For makers, the Coub also has appeal. While the GIF is easy to put together, requiring a video format and either some GIF fashioning software or Photoshop skills, the Coub is easier. Not because of the technology, but because of the Coub site. (Another ding for GIF lovers?) "Not particularly accomplished GIF-er" Edith Zimmerman at The Hairpin said it took her about two minutes. After signing up with your Facebook account, allowing it to access maybe too much information (pictured below), it takes less than two minutes to either upload a video file or paste in a YouTube or Vimeo link.
Following a short rendering of the file, you can then select the 10 second (or smaller) time frame you would like to Coub, using that blue box below the video.
Click done, the site will do some processing, and then voila: Coubed.
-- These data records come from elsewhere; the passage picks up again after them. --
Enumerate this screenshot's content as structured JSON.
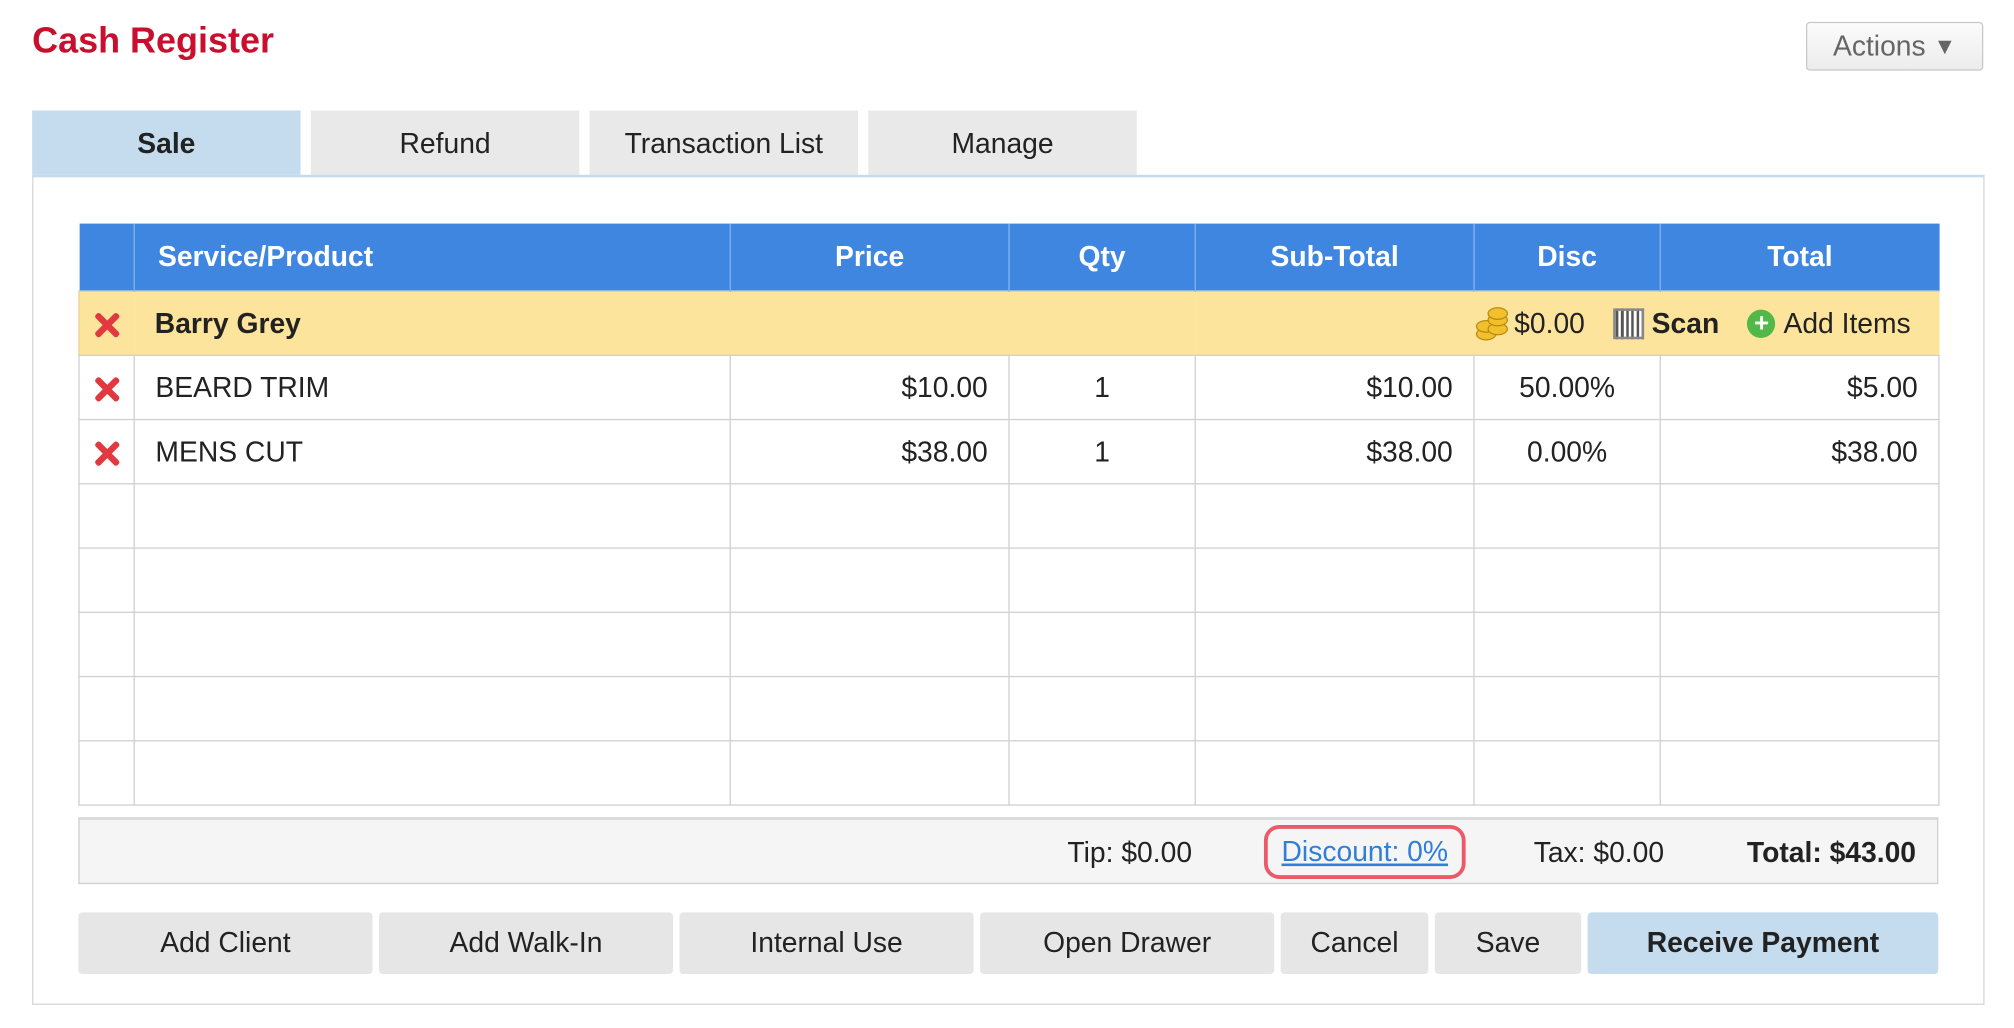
{
  "header": {
    "title": "Cash Register",
    "actions_label": "Actions"
  },
  "tabs": [
    {
      "label": "Sale",
      "active": true
    },
    {
      "label": "Refund",
      "active": false
    },
    {
      "label": "Transaction List",
      "active": false
    },
    {
      "label": "Manage",
      "active": false
    }
  ],
  "table": {
    "columns": [
      "Service/Product",
      "Price",
      "Qty",
      "Sub-Total",
      "Disc",
      "Total"
    ],
    "client": {
      "name": "Barry Grey",
      "balance": "$0.00",
      "scan_label": "Scan",
      "add_items_label": "Add Items"
    },
    "rows": [
      {
        "item": "BEARD TRIM",
        "price": "$10.00",
        "qty": "1",
        "subtotal": "$10.00",
        "disc": "50.00%",
        "total": "$5.00"
      },
      {
        "item": "MENS CUT",
        "price": "$38.00",
        "qty": "1",
        "subtotal": "$38.00",
        "disc": "0.00%",
        "total": "$38.00"
      }
    ]
  },
  "summary": {
    "tip": "Tip: $0.00",
    "discount": "Discount: 0%",
    "tax": "Tax: $0.00",
    "total": "Total: $43.00"
  },
  "buttons": {
    "add_client": "Add Client",
    "add_walk_in": "Add Walk-In",
    "internal_use": "Internal Use",
    "open_drawer": "Open Drawer",
    "cancel": "Cancel",
    "save": "Save",
    "receive_payment": "Receive Payment"
  },
  "colors": {
    "title_red": "#c8102e",
    "header_blue": "#3f86e0",
    "active_tab": "#c5dcee",
    "client_row": "#fde49c",
    "delete_red": "#e2383f",
    "discount_highlight": "#ec5a6a"
  }
}
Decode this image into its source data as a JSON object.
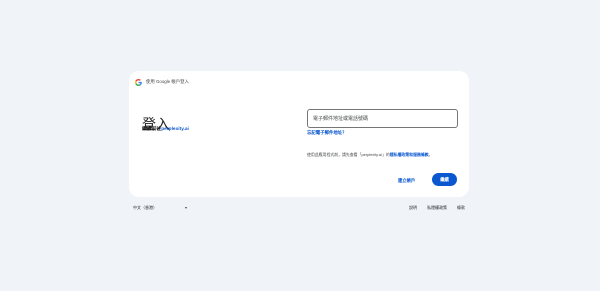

From there you can grab the embed code and stick it into a Tumblr or a blog post.
While we find the idea of a noisy GIF enticing, there are plenty of barriers that we foresee prohibiting this newb from taking off. First of all, that name. Not only is the pronunciation of GIF fun (or horrible?) to argue about, it is also a nod to the 25 year history of the format. We all know how much the Internet loves nostalgia. Coub doesn't even attempt to play off that, as Gladkoborodov explains. "A guy who created our inner blog for the project is a huge fan of Inception movie, so he named the blog Cobb – after DiCaprio's character, and it became our inner name of the project," he told The Atlantic Wire. "Later Coub was the closest name to that one and also the shortest domain name we could buy for a reasonable price – it's just cool to have a short url." That's not too inspiring, nor does the Urban Dictionary definition of that word add to its charm. In addition, the format itself is hard to share. It's not as simple as uploading it, like an image. It requires embedding, like a video and the code is only available on the Coub site, not from the actual video itself. Also, the site stops work at times. But, maybe as the company gets bigger those things will improve.
And maybe the GIF doesn't want to be reinvented. The Coub makers say the animated format "had the side effect of being overused, and soon had a stigma of bad taste," which we don't disagree with. But, that doesn't necessary mean evolution is inevitable. The other attempt to advance the GIF, Buzzfeed's rubabble GIF hasn't taken off. Though, it has proven useful for close (and infuriating) sports calls.
With all those limitations, we think this Coub has a chance. Maybe some clever live blogger will use it during tonight's presidential debate, introducing the world to the next big thing in GIFs.
This article is from the archive of our partner The Wire.